Social CompositionEdit

at the end of the 1980s, Kazan gang membership was skewed toward working-class young people. In the 1990s this began to change with the massive collapse of livelihoods, these gangs began to draw their members from a wider range of social backgrounds, including young people from educated families. The gangs also began to attract university students. Further, even as street gangs remained a youth phenomenon, their membership was becoming older. Toward the middle of the 1990s, a significant proportion of members were over twenty-five, and many were in legitimate employment. The ethnic backgrounds of gang members tended to be representative of the local population, although gangs formed by communities of migrants (Georgians, Azerbaijani, Chechens, Dagestani) also appeared across Russia. The Tatarstan gangs were ethnically mixed, uniting Russians and Tatars and any other ethnicities living in their neighbourhoods[4].

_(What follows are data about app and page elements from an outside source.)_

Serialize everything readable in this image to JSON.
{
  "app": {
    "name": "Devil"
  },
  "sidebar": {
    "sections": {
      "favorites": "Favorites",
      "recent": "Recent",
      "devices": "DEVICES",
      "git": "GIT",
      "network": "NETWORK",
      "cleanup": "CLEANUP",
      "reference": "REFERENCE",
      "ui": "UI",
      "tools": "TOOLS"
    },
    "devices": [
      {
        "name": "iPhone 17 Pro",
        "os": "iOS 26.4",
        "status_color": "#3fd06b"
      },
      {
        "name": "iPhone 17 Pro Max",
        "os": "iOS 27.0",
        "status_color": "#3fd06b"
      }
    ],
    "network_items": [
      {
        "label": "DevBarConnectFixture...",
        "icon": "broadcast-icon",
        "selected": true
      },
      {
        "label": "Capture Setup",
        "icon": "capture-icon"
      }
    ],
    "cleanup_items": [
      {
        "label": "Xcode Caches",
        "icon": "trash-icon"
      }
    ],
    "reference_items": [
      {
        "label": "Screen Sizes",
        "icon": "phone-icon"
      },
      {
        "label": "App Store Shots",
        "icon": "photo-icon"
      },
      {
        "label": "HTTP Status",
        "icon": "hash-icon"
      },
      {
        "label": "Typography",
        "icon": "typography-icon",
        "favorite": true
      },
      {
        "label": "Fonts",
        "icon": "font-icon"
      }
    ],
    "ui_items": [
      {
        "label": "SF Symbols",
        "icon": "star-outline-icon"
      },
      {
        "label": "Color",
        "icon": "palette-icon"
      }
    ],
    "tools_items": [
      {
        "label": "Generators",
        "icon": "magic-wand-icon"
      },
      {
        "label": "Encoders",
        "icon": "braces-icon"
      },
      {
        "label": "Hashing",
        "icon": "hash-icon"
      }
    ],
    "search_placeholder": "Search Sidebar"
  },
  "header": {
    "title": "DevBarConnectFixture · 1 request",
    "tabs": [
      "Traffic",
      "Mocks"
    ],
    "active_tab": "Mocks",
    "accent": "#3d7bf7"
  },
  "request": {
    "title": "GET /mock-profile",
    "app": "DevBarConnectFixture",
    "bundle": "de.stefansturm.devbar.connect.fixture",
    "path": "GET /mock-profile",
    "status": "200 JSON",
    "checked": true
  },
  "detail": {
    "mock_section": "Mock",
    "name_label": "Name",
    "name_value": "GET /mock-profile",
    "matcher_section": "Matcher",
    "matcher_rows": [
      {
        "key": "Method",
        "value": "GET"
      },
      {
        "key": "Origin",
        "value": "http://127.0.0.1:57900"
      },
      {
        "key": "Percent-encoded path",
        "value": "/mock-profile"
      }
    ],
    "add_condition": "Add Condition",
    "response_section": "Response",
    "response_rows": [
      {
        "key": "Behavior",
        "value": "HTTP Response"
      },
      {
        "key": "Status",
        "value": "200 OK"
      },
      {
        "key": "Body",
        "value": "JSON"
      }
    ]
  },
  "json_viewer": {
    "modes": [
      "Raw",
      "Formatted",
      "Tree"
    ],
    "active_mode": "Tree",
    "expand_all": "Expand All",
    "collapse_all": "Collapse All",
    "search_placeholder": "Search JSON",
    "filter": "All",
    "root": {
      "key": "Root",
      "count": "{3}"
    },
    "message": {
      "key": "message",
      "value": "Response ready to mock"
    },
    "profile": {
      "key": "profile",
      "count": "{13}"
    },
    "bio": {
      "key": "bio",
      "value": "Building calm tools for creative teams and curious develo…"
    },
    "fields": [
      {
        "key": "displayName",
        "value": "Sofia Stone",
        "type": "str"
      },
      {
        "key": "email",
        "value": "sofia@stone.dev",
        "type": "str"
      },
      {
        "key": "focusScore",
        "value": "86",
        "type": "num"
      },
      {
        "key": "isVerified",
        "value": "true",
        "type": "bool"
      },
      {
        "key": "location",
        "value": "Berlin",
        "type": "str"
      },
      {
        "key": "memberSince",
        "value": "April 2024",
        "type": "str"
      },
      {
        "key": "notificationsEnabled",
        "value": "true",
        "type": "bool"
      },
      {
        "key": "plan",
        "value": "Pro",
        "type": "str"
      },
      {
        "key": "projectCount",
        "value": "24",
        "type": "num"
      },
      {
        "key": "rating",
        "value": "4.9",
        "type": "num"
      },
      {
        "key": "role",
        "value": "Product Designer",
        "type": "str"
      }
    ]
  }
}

ReferencesEdit

  1. ^ NY Times – Kazan Journal; Street Gangs Return, and Soviet City Is Chagrined
  2. ^ Volkov, Vadim; Violent Entrepreneurs; 2002
  3. ^ Stephenson, Svetlana (2015). Gangs of Russia : from the streets to the corridors of power. New York: Cornell University Press. pp. 44–59.
  4. ^ Stephenson, Svetlana (2015). Gangs of Russia : from the streets to the corridors of power. New York: Cornell University Press. pp. 44–59.

See alsoEdit